• _Material for this exercise_
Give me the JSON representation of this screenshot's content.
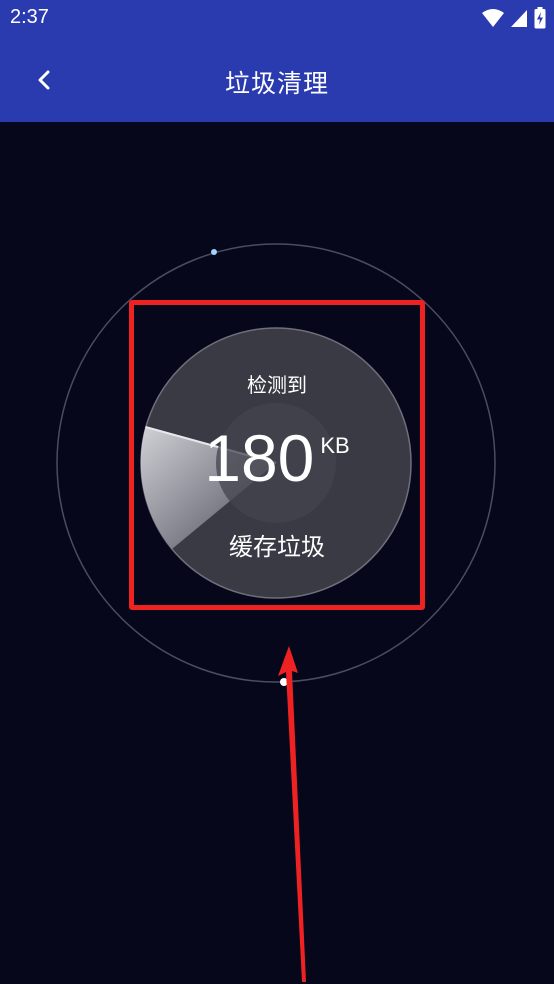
{
  "status_bar": {
    "time": "2:37"
  },
  "app_bar": {
    "title": "垃圾清理",
    "back_icon": "chevron-left-icon"
  },
  "scan": {
    "detected_label": "检测到",
    "size_value": "180",
    "size_unit": "KB",
    "category_label": "缓存垃圾"
  },
  "colors": {
    "app_bar": "#2a3bb0",
    "background": "#06071a",
    "highlight": "#ee2222"
  }
}
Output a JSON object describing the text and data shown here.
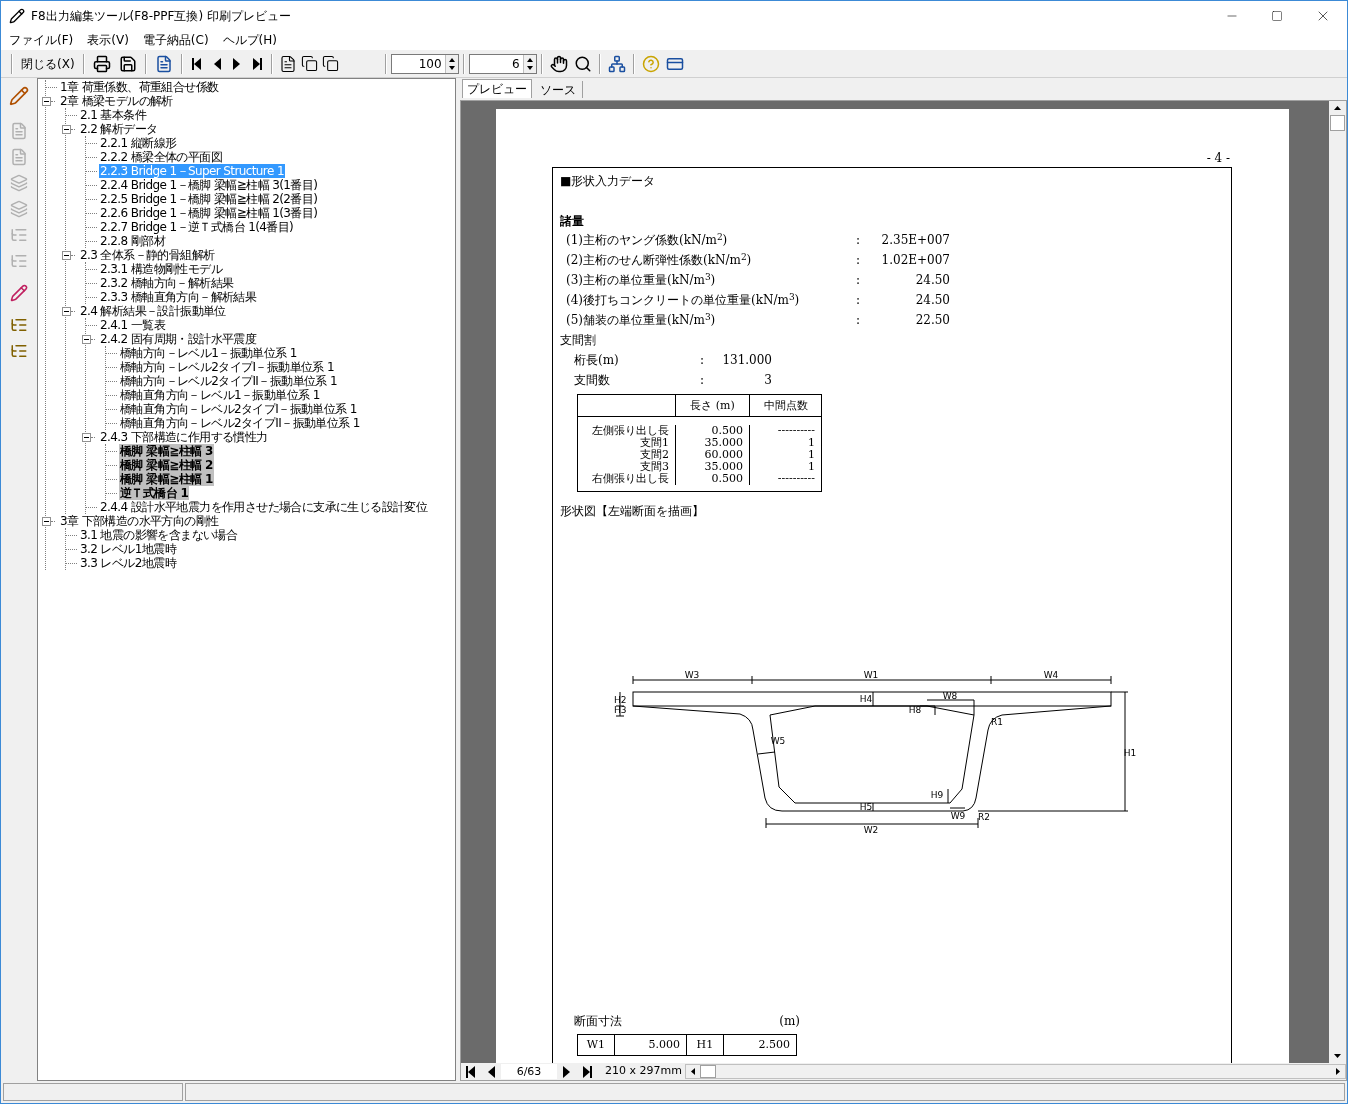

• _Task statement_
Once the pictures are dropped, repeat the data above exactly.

• _Result for this exercise_
Give me the JSON representation of this screenshot's content.
{
  "status_bar": {
    "time": "2:37"
  },
  "app_bar": {
    "title": "垃圾清理",
    "back_icon": "chevron-left-icon"
  },
  "scan": {
    "detected_label": "检测到",
    "size_value": "180",
    "size_unit": "KB",
    "category_label": "缓存垃圾"
  },
  "colors": {
    "app_bar": "#2a3bb0",
    "background": "#06071a",
    "highlight": "#ee2222"
  }
}
Output a JSON object describing the text and data shown here.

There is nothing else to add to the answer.